  4. ^ a b "Mosque Theater Names Cultural Executive", The New York Times, July 8, 1964, retrieved 2011-03-20, "Symphony Hall, Inc., a nonprofit cultural group organized yesterday to make Newark's Mosque Theater a center for the performing arts, has named as its ..." 
  5. ^ Fahim, Kareem (November 28, 2006). "A Concert Hall Short on Top Acts, but Long on Potential". New York Times. Retrieved 2010-09-11. 
  6. ^ Griffith Beach organ
  7. ^ Garden State Ballet
  8. ^ Newark Symphony Hall website
  9. ^ DePalma, Anthony (June 12, 1983). "OUTSIDER SHOWS FAITH IN NEWARK". NY Times. Retrieved July 22, 2010. 
  10. ^ Sills, JoAnne (November 23, 2008). "Newark's forgotten music center". Newark Star Ledger. Retrieved 2010-09-11. 

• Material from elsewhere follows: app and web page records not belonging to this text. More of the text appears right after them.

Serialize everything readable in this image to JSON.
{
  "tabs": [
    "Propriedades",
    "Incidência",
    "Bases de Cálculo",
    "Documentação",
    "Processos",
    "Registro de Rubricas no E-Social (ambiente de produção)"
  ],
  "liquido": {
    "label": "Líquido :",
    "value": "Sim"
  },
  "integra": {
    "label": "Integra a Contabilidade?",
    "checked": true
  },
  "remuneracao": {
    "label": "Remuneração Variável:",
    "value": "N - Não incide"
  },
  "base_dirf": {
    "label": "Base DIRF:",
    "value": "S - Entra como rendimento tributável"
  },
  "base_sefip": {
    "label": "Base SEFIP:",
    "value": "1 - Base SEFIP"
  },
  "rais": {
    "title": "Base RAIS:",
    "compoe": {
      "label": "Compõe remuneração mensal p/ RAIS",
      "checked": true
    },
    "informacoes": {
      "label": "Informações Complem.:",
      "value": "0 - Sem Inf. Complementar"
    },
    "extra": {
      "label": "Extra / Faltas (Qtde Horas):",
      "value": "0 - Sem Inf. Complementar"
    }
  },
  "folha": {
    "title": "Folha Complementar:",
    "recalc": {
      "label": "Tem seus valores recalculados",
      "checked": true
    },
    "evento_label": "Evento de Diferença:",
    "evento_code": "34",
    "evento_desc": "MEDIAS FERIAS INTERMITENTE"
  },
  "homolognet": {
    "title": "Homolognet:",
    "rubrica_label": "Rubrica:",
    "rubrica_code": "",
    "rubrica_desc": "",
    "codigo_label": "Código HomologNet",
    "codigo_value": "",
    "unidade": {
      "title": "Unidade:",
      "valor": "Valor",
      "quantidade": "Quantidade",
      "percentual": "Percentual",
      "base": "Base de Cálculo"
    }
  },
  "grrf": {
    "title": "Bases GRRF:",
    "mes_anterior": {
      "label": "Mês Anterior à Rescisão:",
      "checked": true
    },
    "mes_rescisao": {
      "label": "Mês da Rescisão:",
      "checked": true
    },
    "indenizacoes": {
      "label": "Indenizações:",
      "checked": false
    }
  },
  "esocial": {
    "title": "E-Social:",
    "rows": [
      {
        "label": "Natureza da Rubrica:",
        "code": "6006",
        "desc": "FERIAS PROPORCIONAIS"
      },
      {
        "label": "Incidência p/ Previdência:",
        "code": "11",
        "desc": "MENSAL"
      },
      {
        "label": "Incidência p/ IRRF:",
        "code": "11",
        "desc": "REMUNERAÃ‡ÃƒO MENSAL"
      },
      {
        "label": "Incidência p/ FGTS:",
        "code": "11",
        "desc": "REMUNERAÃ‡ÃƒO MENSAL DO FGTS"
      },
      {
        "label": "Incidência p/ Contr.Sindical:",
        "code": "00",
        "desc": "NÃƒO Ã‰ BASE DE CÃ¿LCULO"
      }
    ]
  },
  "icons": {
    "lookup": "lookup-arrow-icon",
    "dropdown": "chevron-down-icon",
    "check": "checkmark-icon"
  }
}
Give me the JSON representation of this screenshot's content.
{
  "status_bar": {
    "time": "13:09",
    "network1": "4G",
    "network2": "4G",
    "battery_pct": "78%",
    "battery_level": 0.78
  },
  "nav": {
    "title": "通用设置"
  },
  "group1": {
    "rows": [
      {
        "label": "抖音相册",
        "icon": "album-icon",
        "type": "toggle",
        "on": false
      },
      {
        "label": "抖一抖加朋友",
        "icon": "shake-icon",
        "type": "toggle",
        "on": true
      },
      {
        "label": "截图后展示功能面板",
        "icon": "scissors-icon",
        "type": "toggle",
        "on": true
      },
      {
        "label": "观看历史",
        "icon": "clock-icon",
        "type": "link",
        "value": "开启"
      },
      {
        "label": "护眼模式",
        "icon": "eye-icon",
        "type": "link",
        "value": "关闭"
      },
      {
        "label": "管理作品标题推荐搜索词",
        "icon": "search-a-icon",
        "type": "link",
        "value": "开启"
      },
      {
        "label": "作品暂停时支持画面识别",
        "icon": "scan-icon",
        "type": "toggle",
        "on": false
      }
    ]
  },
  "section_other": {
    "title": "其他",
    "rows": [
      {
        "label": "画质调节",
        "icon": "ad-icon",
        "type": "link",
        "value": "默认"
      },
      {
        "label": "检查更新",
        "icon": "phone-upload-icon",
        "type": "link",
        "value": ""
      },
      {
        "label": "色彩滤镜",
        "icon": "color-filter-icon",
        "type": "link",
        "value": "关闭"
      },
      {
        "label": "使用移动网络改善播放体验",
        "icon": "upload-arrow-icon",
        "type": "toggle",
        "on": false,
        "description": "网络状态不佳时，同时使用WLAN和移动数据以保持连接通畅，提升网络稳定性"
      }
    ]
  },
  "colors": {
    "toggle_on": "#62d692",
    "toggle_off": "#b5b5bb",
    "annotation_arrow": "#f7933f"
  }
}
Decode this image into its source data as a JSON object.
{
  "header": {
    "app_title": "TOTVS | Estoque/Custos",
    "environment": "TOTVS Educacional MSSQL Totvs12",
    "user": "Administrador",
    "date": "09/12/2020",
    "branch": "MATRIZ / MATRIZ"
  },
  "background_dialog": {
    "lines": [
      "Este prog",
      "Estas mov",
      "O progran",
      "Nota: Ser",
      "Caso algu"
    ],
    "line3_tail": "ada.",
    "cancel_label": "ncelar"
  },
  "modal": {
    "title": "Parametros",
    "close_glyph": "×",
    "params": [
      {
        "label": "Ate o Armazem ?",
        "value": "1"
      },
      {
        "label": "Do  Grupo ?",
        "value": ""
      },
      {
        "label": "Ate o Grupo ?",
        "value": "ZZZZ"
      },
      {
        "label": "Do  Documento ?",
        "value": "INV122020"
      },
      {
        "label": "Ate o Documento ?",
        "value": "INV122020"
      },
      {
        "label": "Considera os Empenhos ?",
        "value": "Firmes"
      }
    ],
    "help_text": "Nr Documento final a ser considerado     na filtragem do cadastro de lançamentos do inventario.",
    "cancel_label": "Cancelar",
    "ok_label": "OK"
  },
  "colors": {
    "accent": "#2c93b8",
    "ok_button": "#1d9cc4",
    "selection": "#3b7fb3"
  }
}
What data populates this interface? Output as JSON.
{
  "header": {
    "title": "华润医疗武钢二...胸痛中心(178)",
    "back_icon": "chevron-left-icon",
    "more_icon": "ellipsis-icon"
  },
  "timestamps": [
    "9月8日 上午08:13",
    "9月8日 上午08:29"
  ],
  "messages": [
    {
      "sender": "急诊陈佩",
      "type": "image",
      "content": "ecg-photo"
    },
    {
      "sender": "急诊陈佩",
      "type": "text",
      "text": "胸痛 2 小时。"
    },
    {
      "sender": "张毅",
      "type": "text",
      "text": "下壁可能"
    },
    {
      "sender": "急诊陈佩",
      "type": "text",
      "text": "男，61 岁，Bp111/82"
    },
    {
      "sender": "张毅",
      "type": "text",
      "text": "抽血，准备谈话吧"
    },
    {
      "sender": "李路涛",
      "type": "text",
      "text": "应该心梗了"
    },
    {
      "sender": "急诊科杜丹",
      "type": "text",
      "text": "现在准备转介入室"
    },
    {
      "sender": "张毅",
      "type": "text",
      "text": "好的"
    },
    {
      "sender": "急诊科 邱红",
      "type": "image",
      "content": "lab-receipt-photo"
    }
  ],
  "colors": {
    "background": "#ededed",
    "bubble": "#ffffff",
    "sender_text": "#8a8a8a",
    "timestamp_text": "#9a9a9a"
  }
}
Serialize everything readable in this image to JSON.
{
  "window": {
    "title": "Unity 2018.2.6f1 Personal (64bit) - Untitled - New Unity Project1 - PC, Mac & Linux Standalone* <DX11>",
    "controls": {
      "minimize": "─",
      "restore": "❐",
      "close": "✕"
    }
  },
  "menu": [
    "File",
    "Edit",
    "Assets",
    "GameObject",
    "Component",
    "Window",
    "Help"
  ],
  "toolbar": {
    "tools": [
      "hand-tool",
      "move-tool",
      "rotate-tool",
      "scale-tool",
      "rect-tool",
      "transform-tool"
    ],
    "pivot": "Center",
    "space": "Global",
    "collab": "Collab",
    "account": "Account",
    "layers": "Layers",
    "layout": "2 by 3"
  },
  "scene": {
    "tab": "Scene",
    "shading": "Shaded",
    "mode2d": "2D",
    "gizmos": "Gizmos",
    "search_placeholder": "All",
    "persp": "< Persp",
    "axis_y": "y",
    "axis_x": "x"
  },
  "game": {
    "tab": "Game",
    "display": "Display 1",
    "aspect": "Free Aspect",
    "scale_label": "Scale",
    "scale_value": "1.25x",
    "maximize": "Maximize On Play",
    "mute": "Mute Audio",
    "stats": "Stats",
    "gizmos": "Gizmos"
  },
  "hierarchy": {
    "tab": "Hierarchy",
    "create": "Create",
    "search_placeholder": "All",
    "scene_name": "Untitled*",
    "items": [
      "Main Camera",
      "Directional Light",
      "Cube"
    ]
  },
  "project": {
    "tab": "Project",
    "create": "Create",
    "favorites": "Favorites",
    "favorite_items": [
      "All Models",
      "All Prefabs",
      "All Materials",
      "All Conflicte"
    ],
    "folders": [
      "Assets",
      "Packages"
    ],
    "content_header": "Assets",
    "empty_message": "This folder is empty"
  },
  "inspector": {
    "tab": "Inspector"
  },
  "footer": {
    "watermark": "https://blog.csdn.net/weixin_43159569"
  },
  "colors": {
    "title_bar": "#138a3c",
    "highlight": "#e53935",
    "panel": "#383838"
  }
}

  11. ^ "Newark Pledges $340,000 To Arts; Mosque Theater Would Be Transformed into Center", The New York Times, July 12, 1964, retrieved 2011-03-20 
  12. ^ "Sol Hurok Applause from Newark", The New York Times, April 24, 1994, retrieved 2011-03-20 
  13. ^ http://njmonthly.com/articles/lifestyle/people/shore-lore-music-man.html
  14. ^ a b Lincoln Park/The Coast
  15. ^ Old Newark.com Memories of the Mosque
  16. ^ "The New Look of New Jersey Pop". The New York Times. January 11, 1976. 
  17. ^ "Rolling back the years: a look at the Stones' 1965 Newark concerts". The Sar-Ledger. October 16, 2012. Retrieved 2012-12-12. 
  18. ^ Nre Jersey State Opera
  19. ^ Gallmans Newark Dance Theater
  20. ^ http://www.nj.com/newarkguide/index.ssf/2007/09/historic_music_hall_has_bright.html
  21. ^ http://blog.nj.com/njv_joan_whitlow/2009/05/newarks_past_and_future_are_at.html
  22. ^ "Newark Symphony Hall Special Ensemble". NSH Special Ensemble. Retrieved 2012-10-15. 
  23. ^ http://www.nj.com/newark/index.ssf/2009/05/40m_sought_to_rehabilitate_sym.html
  24. ^ http://www.nj.com/newark/index.ssf/2009/05/reviving_newarks_gems.html
  25. ^ Lee, Felicia R. (October 5, 2010). "Geraldine R. Dodge Poetry Festival Tries Newark". The New York Times. 
  26. ^ http://www.nj.com/news/index.ssf/2010/10/the_sounds_of_poetry_and_stude.html

External links[edit]